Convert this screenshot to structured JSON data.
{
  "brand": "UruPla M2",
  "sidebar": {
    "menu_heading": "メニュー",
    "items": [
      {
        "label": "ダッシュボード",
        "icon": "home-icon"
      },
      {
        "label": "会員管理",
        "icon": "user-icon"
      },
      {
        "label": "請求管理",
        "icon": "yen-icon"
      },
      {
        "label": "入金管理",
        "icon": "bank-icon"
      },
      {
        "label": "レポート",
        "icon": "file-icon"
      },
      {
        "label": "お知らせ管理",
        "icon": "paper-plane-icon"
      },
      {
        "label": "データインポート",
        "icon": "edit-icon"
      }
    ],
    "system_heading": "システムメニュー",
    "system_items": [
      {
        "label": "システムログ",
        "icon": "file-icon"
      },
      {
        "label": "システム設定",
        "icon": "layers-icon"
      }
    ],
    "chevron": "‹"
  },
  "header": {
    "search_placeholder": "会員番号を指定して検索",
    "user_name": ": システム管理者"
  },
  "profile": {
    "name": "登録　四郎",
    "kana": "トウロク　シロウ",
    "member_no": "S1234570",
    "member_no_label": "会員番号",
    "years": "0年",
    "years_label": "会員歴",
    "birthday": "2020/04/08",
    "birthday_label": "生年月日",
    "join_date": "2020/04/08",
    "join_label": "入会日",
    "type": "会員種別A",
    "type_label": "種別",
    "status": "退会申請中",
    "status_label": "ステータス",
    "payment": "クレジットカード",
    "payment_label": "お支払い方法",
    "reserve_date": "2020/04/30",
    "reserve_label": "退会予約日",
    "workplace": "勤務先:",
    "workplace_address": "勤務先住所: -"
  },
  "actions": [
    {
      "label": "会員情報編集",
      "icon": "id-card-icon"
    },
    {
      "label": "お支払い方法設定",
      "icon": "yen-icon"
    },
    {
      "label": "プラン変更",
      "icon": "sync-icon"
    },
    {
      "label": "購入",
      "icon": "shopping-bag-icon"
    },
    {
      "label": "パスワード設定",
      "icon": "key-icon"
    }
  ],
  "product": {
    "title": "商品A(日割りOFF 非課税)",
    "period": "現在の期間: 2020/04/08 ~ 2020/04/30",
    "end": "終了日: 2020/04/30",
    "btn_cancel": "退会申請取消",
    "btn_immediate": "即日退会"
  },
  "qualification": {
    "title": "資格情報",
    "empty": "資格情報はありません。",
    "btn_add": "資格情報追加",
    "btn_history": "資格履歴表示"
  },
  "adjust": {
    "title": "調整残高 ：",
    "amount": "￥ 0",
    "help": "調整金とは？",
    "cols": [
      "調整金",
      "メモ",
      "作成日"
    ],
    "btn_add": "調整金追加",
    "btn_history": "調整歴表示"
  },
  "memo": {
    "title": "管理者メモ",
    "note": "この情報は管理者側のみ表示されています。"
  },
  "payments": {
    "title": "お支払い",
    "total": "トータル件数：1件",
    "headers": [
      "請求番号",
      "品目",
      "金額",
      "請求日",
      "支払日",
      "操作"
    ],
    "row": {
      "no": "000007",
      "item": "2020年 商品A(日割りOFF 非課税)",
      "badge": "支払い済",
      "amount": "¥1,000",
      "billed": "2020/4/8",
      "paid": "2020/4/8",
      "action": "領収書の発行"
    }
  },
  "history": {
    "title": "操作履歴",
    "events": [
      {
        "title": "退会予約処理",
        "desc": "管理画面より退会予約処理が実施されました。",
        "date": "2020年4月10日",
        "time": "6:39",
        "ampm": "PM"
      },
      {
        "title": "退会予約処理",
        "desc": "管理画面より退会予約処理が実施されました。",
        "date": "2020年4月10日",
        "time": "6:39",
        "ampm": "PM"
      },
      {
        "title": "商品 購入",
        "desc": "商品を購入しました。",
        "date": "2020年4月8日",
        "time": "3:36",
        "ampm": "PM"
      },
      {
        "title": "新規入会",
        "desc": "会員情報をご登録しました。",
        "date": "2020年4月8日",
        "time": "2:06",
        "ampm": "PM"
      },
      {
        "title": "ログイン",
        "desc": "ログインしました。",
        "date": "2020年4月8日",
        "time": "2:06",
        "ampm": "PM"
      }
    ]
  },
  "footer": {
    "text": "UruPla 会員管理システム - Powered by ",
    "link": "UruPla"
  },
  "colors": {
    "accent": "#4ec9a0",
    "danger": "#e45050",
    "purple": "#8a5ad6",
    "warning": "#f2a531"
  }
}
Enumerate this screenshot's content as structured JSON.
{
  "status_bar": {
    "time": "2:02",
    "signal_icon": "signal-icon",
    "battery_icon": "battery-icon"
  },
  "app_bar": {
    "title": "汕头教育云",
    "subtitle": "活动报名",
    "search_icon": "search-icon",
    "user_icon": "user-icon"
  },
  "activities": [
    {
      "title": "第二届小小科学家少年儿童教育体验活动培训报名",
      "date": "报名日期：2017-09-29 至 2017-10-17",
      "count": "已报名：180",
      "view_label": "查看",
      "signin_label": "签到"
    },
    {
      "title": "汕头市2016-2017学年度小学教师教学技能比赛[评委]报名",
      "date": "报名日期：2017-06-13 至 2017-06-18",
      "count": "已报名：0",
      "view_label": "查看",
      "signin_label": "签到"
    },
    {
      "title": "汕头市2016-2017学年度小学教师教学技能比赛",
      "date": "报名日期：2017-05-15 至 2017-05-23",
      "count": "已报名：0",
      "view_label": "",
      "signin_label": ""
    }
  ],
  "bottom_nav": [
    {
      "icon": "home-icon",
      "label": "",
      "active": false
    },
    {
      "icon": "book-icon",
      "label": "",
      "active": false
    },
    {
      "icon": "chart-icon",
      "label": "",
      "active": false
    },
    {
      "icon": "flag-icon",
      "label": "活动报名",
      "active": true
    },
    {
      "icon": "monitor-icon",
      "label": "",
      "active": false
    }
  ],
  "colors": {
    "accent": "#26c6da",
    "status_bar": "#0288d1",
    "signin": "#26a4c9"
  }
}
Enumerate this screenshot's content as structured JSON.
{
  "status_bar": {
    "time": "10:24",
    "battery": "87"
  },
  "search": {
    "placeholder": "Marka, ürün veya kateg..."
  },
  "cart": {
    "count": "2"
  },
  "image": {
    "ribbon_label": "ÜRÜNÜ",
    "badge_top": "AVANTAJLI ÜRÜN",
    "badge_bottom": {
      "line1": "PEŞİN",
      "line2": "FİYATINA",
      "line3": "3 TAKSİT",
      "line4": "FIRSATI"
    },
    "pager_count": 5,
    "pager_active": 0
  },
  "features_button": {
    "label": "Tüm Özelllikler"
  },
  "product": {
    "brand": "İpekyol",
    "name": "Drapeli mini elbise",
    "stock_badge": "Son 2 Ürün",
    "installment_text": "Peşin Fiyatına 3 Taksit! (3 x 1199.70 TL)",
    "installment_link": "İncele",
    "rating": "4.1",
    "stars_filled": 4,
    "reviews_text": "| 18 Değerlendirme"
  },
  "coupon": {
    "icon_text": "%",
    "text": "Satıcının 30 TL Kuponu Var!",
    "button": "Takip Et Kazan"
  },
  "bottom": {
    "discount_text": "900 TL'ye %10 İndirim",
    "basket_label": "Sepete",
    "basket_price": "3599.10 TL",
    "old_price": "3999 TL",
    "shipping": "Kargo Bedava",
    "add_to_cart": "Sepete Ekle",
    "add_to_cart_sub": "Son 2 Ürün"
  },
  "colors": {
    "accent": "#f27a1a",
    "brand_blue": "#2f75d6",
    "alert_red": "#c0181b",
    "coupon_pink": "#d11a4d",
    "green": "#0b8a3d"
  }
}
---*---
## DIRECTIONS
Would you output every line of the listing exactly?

## PROBLEM SOLUTION
Convert this screenshot to structured JSON data.
{
  "brand": "UruPla M2",
  "sidebar": {
    "menu_heading": "メニュー",
    "items": [
      {
        "label": "ダッシュボード",
        "icon": "home-icon"
      },
      {
        "label": "会員管理",
        "icon": "user-icon"
      },
      {
        "label": "請求管理",
        "icon": "yen-icon"
      },
      {
        "label": "入金管理",
        "icon": "bank-icon"
      },
      {
        "label": "レポート",
        "icon": "file-icon"
      },
      {
        "label": "お知らせ管理",
        "icon": "paper-plane-icon"
      },
      {
        "label": "データインポート",
        "icon": "edit-icon"
      }
    ],
    "system_heading": "システムメニュー",
    "system_items": [
      {
        "label": "システムログ",
        "icon": "file-icon"
      },
      {
        "label": "システム設定",
        "icon": "layers-icon"
      }
    ],
    "chevron": "‹"
  },
  "header": {
    "search_placeholder": "会員番号を指定して検索",
    "user_name": ": システム管理者"
  },
  "profile": {
    "name": "登録　四郎",
    "kana": "トウロク　シロウ",
    "member_no": "S1234570",
    "member_no_label": "会員番号",
    "years": "0年",
    "years_label": "会員歴",
    "birthday": "2020/04/08",
    "birthday_label": "生年月日",
    "join_date": "2020/04/08",
    "join_label": "入会日",
    "type": "会員種別A",
    "type_label": "種別",
    "status": "退会申請中",
    "status_label": "ステータス",
    "payment": "クレジットカード",
    "payment_label": "お支払い方法",
    "reserve_date": "2020/04/30",
    "reserve_label": "退会予約日",
    "workplace": "勤務先:",
    "workplace_address": "勤務先住所: -"
  },
  "actions": [
    {
      "label": "会員情報編集",
      "icon": "id-card-icon"
    },
    {
      "label": "お支払い方法設定",
      "icon": "yen-icon"
    },
    {
      "label": "プラン変更",
      "icon": "sync-icon"
    },
    {
      "label": "購入",
      "icon": "shopping-bag-icon"
    },
    {
      "label": "パスワード設定",
      "icon": "key-icon"
    }
  ],
  "product": {
    "title": "商品A(日割りOFF 非課税)",
    "period": "現在の期間: 2020/04/08 ~ 2020/04/30",
    "end": "終了日: 2020/04/30",
    "btn_cancel": "退会申請取消",
    "btn_immediate": "即日退会"
  },
  "qualification": {
    "title": "資格情報",
    "empty": "資格情報はありません。",
    "btn_add": "資格情報追加",
    "btn_history": "資格履歴表示"
  },
  "adjust": {
    "title": "調整残高 ：",
    "amount": "￥ 0",
    "help": "調整金とは？",
    "cols": [
      "調整金",
      "メモ",
      "作成日"
    ],
    "btn_add": "調整金追加",
    "btn_history": "調整歴表示"
  },
  "memo": {
    "title": "管理者メモ",
    "note": "この情報は管理者側のみ表示されています。"
  },
  "payments": {
    "title": "お支払い",
    "total": "トータル件数：1件",
    "headers": [
      "請求番号",
      "品目",
      "金額",
      "請求日",
      "支払日",
      "操作"
    ],
    "row": {
      "no": "000007",
      "item": "2020年 商品A(日割りOFF 非課税)",
      "badge": "支払い済",
      "amount": "¥1,000",
      "billed": "2020/4/8",
      "paid": "2020/4/8",
      "action": "領収書の発行"
    }
  },
  "history": {
    "title": "操作履歴",
    "events": [
      {
        "title": "退会予約処理",
        "desc": "管理画面より退会予約処理が実施されました。",
        "date": "2020年4月10日",
        "time": "6:39",
        "ampm": "PM"
      },
      {
        "title": "退会予約処理",
        "desc": "管理画面より退会予約処理が実施されました。",
        "date": "2020年4月10日",
        "time": "6:39",
        "ampm": "PM"
      },
      {
        "title": "商品 購入",
        "desc": "商品を購入しました。",
        "date": "2020年4月8日",
        "time": "3:36",
        "ampm": "PM"
      },
      {
        "title": "新規入会",
        "desc": "会員情報をご登録しました。",
        "date": "2020年4月8日",
        "time": "2:06",
        "ampm": "PM"
      },
      {
        "title": "ログイン",
        "desc": "ログインしました。",
        "date": "2020年4月8日",
        "time": "2:06",
        "ampm": "PM"
      }
    ]
  },
  "footer": {
    "text": "UruPla 会員管理システム - Powered by ",
    "link": "UruPla"
  },
  "colors": {
    "accent": "#4ec9a0",
    "danger": "#e45050",
    "purple": "#8a5ad6",
    "warning": "#f2a531"
  }
}
Enumerate this screenshot's content as structured JSON.
{
  "status_bar": {
    "time": "2:02",
    "signal_icon": "signal-icon",
    "battery_icon": "battery-icon"
  },
  "app_bar": {
    "title": "汕头教育云",
    "subtitle": "活动报名",
    "search_icon": "search-icon",
    "user_icon": "user-icon"
  },
  "activities": [
    {
      "title": "第二届小小科学家少年儿童教育体验活动培训报名",
      "date": "报名日期：2017-09-29 至 2017-10-17",
      "count": "已报名：180",
      "view_label": "查看",
      "signin_label": "签到"
    },
    {
      "title": "汕头市2016-2017学年度小学教师教学技能比赛[评委]报名",
      "date": "报名日期：2017-06-13 至 2017-06-18",
      "count": "已报名：0",
      "view_label": "查看",
      "signin_label": "签到"
    },
    {
      "title": "汕头市2016-2017学年度小学教师教学技能比赛",
      "date": "报名日期：2017-05-15 至 2017-05-23",
      "count": "已报名：0",
      "view_label": "",
      "signin_label": ""
    }
  ],
  "bottom_nav": [
    {
      "icon": "home-icon",
      "label": "",
      "active": false
    },
    {
      "icon": "book-icon",
      "label": "",
      "active": false
    },
    {
      "icon": "chart-icon",
      "label": "",
      "active": false
    },
    {
      "icon": "flag-icon",
      "label": "活动报名",
      "active": true
    },
    {
      "icon": "monitor-icon",
      "label": "",
      "active": false
    }
  ],
  "colors": {
    "accent": "#26c6da",
    "status_bar": "#0288d1",
    "signin": "#26a4c9"
  }
}
Enumerate this screenshot's content as structured JSON.
{
  "status_bar": {
    "time": "10:24",
    "battery": "87"
  },
  "search": {
    "placeholder": "Marka, ürün veya kateg..."
  },
  "cart": {
    "count": "2"
  },
  "image": {
    "ribbon_label": "ÜRÜNÜ",
    "badge_top": "AVANTAJLI ÜRÜN",
    "badge_bottom": {
      "line1": "PEŞİN",
      "line2": "FİYATINA",
      "line3": "3 TAKSİT",
      "line4": "FIRSATI"
    },
    "pager_count": 5,
    "pager_active": 0
  },
  "features_button": {
    "label": "Tüm Özelllikler"
  },
  "product": {
    "brand": "İpekyol",
    "name": "Drapeli mini elbise",
    "stock_badge": "Son 2 Ürün",
    "installment_text": "Peşin Fiyatına 3 Taksit! (3 x 1199.70 TL)",
    "installment_link": "İncele",
    "rating": "4.1",
    "stars_filled": 4,
    "reviews_text": "| 18 Değerlendirme"
  },
  "coupon": {
    "icon_text": "%",
    "text": "Satıcının 30 TL Kuponu Var!",
    "button": "Takip Et Kazan"
  },
  "bottom": {
    "discount_text": "900 TL'ye %10 İndirim",
    "basket_label": "Sepete",
    "basket_price": "3599.10 TL",
    "old_price": "3999 TL",
    "shipping": "Kargo Bedava",
    "add_to_cart": "Sepete Ekle",
    "add_to_cart_sub": "Son 2 Ürün"
  },
  "colors": {
    "accent": "#f27a1a",
    "brand_blue": "#2f75d6",
    "alert_red": "#c0181b",
    "coupon_pink": "#d11a4d",
    "green": "#0b8a3d"
  }
}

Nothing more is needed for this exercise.